From NatWest’s carbon footprint tracking app to Ikea’s buy back scheme, the market as it exists urges brands to innovate or risk being left behind. the7stars asked consumers which aspects of sustainability they thought different markets should focus upon, unravelling insight into which issues lie at the heart of each industry.

Arguably, for fashion and grocery, greenwashing has become the most widespread. More than half (58%) say that they struggle to find brands who live up to their environmental claims. Lightbox Pulse survey results also find that the two industries garner the most concern for sourcing sustainable raw materials alongside ethical working practices for employees. With fast fashion and food waste being two of the most alarming crises in climate change, banning overseas sweatshops and encouraging business with Fairtrade-certified producers could transform these industries. Brands leading the way in these initiatives include fashion label Reformation whose slogan is ‘Being naked is the #1 most sustainable option. Reformation is #2.’ The LA based label commits to being 100% water, waste and carbon neutral. For the food industry, M&S and ASDA tackle the issue by introducing refillable grocery concepts in their stores whilst Iceland pioneers as the only supermarket in the UK to sell 4 different types of bycatch fish that is otherwise wasted.

Home furniture brands and packaged goods, however, were top contenders for recycling and waste management concerns. Although the packaged goods/FMCG industry is infamous for its damaging throwaway culture, the rise of fast homeware is another threat, rivalling fast fashion in depleting the world’s natural resources.
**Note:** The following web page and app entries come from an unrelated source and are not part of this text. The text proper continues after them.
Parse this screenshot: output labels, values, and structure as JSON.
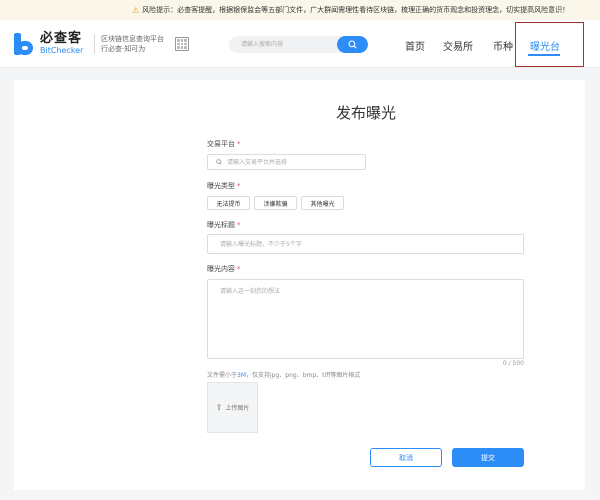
{
  "risk_banner": {
    "label": "风险提示：",
    "text": "必查客提醒，根据银保监会等五部门文件，广大群闻需理性看待区块链，梳理正确的货币观念和投资理念，切实提高风险意识！"
  },
  "header": {
    "logo_cn": "必查客",
    "logo_en": "BitChecker",
    "slogan_line1": "区块链信息查询平台",
    "slogan_line2": "行必查·知可为",
    "search_placeholder": "请输入搜索内容",
    "nav": {
      "home": "首页",
      "exchange": "交易所",
      "coin": "币种",
      "exposure": "曝光台"
    }
  },
  "form": {
    "title": "发布曝光",
    "platform": {
      "label": "交易平台",
      "required": "*",
      "placeholder": "请输入交易平台并选择"
    },
    "type": {
      "label": "曝光类型",
      "required": "*",
      "options": [
        "无法提币",
        "涉嫌欺骗",
        "其他曝光"
      ]
    },
    "title_field": {
      "label": "曝光标题",
      "required": "*",
      "placeholder": "请输入曝光标题，不少于5个字"
    },
    "content": {
      "label": "曝光内容",
      "required": "*",
      "placeholder": "请输入这一刻您的想法",
      "count": "0 / 500"
    },
    "file_hint": {
      "prefix": "文件需小于",
      "size": "3M",
      "suffix": "，仅支持jpg、png、bmp、tiff等图片格式"
    },
    "upload_label": "上传图片",
    "cancel": "取消",
    "submit": "提交"
  }
}
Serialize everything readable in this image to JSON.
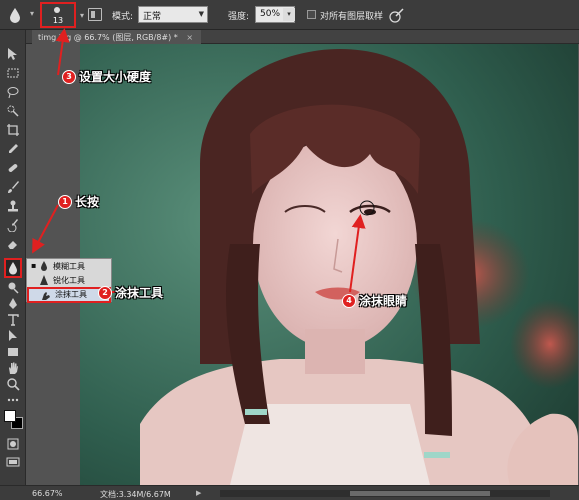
{
  "options_bar": {
    "brush_size": "13",
    "mode_label": "模式:",
    "mode_value": "正常",
    "strength_label": "强度:",
    "strength_value": "50%",
    "sample_all_label": "对所有图层取样"
  },
  "document": {
    "tab_title": "timg.jpg @ 66.7% (图层, RGB/8#) *",
    "tab_close": "×"
  },
  "tool_flyout": {
    "items": [
      {
        "label": "模糊工具",
        "icon": "blur-icon",
        "selected": true
      },
      {
        "label": "锐化工具",
        "icon": "sharpen-icon",
        "selected": false
      },
      {
        "label": "涂抹工具",
        "icon": "smudge-icon",
        "selected": false
      }
    ]
  },
  "annotations": [
    {
      "number": "1",
      "text": "长按"
    },
    {
      "number": "2",
      "text": "涂抹工具"
    },
    {
      "number": "3",
      "text": "设置大小硬度"
    },
    {
      "number": "4",
      "text": "涂抹眼睛"
    }
  ],
  "status_bar": {
    "zoom": "66.67%",
    "doc_size": "文档:3.34M/6.67M",
    "menu_arrow": "▶"
  },
  "colors": {
    "accent_red": "#e02020",
    "ui_dark": "#3c3c3c",
    "ui_mid": "#535353"
  }
}
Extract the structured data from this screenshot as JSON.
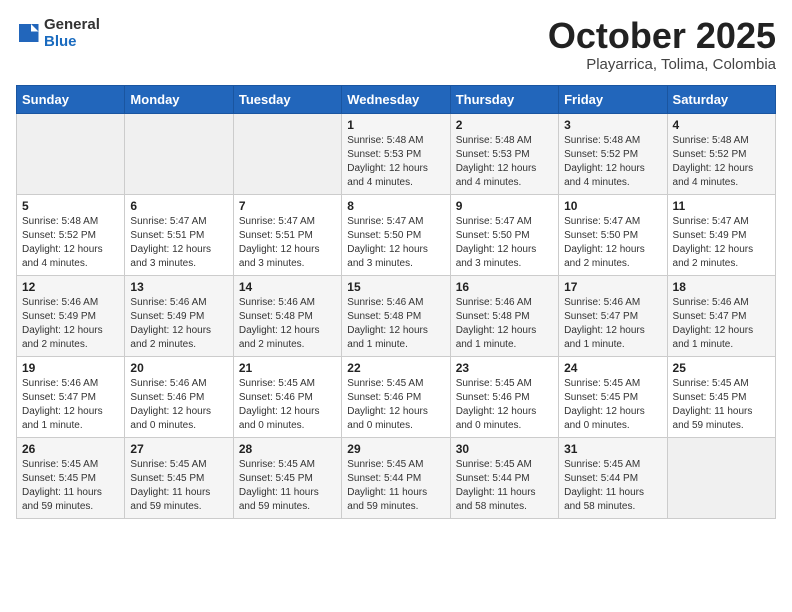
{
  "logo": {
    "general": "General",
    "blue": "Blue"
  },
  "title": "October 2025",
  "location": "Playarrica, Tolima, Colombia",
  "days_of_week": [
    "Sunday",
    "Monday",
    "Tuesday",
    "Wednesday",
    "Thursday",
    "Friday",
    "Saturday"
  ],
  "weeks": [
    [
      {
        "day": "",
        "info": ""
      },
      {
        "day": "",
        "info": ""
      },
      {
        "day": "",
        "info": ""
      },
      {
        "day": "1",
        "info": "Sunrise: 5:48 AM\nSunset: 5:53 PM\nDaylight: 12 hours\nand 4 minutes."
      },
      {
        "day": "2",
        "info": "Sunrise: 5:48 AM\nSunset: 5:53 PM\nDaylight: 12 hours\nand 4 minutes."
      },
      {
        "day": "3",
        "info": "Sunrise: 5:48 AM\nSunset: 5:52 PM\nDaylight: 12 hours\nand 4 minutes."
      },
      {
        "day": "4",
        "info": "Sunrise: 5:48 AM\nSunset: 5:52 PM\nDaylight: 12 hours\nand 4 minutes."
      }
    ],
    [
      {
        "day": "5",
        "info": "Sunrise: 5:48 AM\nSunset: 5:52 PM\nDaylight: 12 hours\nand 4 minutes."
      },
      {
        "day": "6",
        "info": "Sunrise: 5:47 AM\nSunset: 5:51 PM\nDaylight: 12 hours\nand 3 minutes."
      },
      {
        "day": "7",
        "info": "Sunrise: 5:47 AM\nSunset: 5:51 PM\nDaylight: 12 hours\nand 3 minutes."
      },
      {
        "day": "8",
        "info": "Sunrise: 5:47 AM\nSunset: 5:50 PM\nDaylight: 12 hours\nand 3 minutes."
      },
      {
        "day": "9",
        "info": "Sunrise: 5:47 AM\nSunset: 5:50 PM\nDaylight: 12 hours\nand 3 minutes."
      },
      {
        "day": "10",
        "info": "Sunrise: 5:47 AM\nSunset: 5:50 PM\nDaylight: 12 hours\nand 2 minutes."
      },
      {
        "day": "11",
        "info": "Sunrise: 5:47 AM\nSunset: 5:49 PM\nDaylight: 12 hours\nand 2 minutes."
      }
    ],
    [
      {
        "day": "12",
        "info": "Sunrise: 5:46 AM\nSunset: 5:49 PM\nDaylight: 12 hours\nand 2 minutes."
      },
      {
        "day": "13",
        "info": "Sunrise: 5:46 AM\nSunset: 5:49 PM\nDaylight: 12 hours\nand 2 minutes."
      },
      {
        "day": "14",
        "info": "Sunrise: 5:46 AM\nSunset: 5:48 PM\nDaylight: 12 hours\nand 2 minutes."
      },
      {
        "day": "15",
        "info": "Sunrise: 5:46 AM\nSunset: 5:48 PM\nDaylight: 12 hours\nand 1 minute."
      },
      {
        "day": "16",
        "info": "Sunrise: 5:46 AM\nSunset: 5:48 PM\nDaylight: 12 hours\nand 1 minute."
      },
      {
        "day": "17",
        "info": "Sunrise: 5:46 AM\nSunset: 5:47 PM\nDaylight: 12 hours\nand 1 minute."
      },
      {
        "day": "18",
        "info": "Sunrise: 5:46 AM\nSunset: 5:47 PM\nDaylight: 12 hours\nand 1 minute."
      }
    ],
    [
      {
        "day": "19",
        "info": "Sunrise: 5:46 AM\nSunset: 5:47 PM\nDaylight: 12 hours\nand 1 minute."
      },
      {
        "day": "20",
        "info": "Sunrise: 5:46 AM\nSunset: 5:46 PM\nDaylight: 12 hours\nand 0 minutes."
      },
      {
        "day": "21",
        "info": "Sunrise: 5:45 AM\nSunset: 5:46 PM\nDaylight: 12 hours\nand 0 minutes."
      },
      {
        "day": "22",
        "info": "Sunrise: 5:45 AM\nSunset: 5:46 PM\nDaylight: 12 hours\nand 0 minutes."
      },
      {
        "day": "23",
        "info": "Sunrise: 5:45 AM\nSunset: 5:46 PM\nDaylight: 12 hours\nand 0 minutes."
      },
      {
        "day": "24",
        "info": "Sunrise: 5:45 AM\nSunset: 5:45 PM\nDaylight: 12 hours\nand 0 minutes."
      },
      {
        "day": "25",
        "info": "Sunrise: 5:45 AM\nSunset: 5:45 PM\nDaylight: 11 hours\nand 59 minutes."
      }
    ],
    [
      {
        "day": "26",
        "info": "Sunrise: 5:45 AM\nSunset: 5:45 PM\nDaylight: 11 hours\nand 59 minutes."
      },
      {
        "day": "27",
        "info": "Sunrise: 5:45 AM\nSunset: 5:45 PM\nDaylight: 11 hours\nand 59 minutes."
      },
      {
        "day": "28",
        "info": "Sunrise: 5:45 AM\nSunset: 5:45 PM\nDaylight: 11 hours\nand 59 minutes."
      },
      {
        "day": "29",
        "info": "Sunrise: 5:45 AM\nSunset: 5:44 PM\nDaylight: 11 hours\nand 59 minutes."
      },
      {
        "day": "30",
        "info": "Sunrise: 5:45 AM\nSunset: 5:44 PM\nDaylight: 11 hours\nand 58 minutes."
      },
      {
        "day": "31",
        "info": "Sunrise: 5:45 AM\nSunset: 5:44 PM\nDaylight: 11 hours\nand 58 minutes."
      },
      {
        "day": "",
        "info": ""
      }
    ]
  ]
}
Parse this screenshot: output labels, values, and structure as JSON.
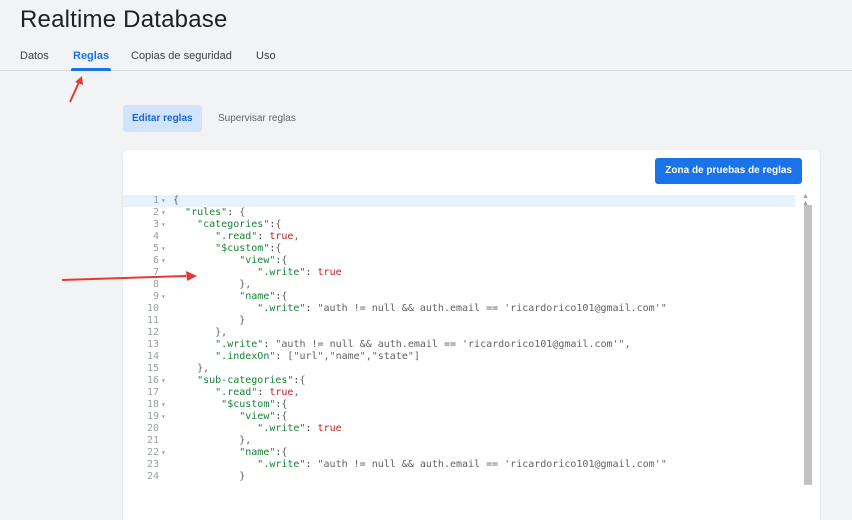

Being the world’s largest furniture retailer, Ikea joined the anti-waste movement through its ‘Trash Collection’ campaign by showcasing Ikea furniture deposited on Norwegian coastlines that the retailer refurbished and resold for a discounted price.

On the other hand, utilities and travel populated the most votes for concerns on carbon emissions. For the former, consumers’ sustainability intent is evident with 81% of households switching to green energy tariffs in 2020 according to Compare the Market, as well as a steep incline in registered electric vehicles in the UK from 6,200 in 2011 to 200,000 in 2019. Meanwhile, for the travel industry, although only 16% are willing to forego air travel completely, consumers are willing to commit to smaller but maintainable green habits.  For example, 1 in 3 plans to book eco-friendly hotels for their next holidays and younger cohorts are more favourable towards travel companies who offer carbon offsetting.

Although industries may differ in focus, one thing applies to all. Sustainability is now crucial not just for the planet, but for each brand’s economic interest and market competitiveness. With social media and a growing cancel-culture, brands cannot risk being caught on the wrong side of a global societal awakening.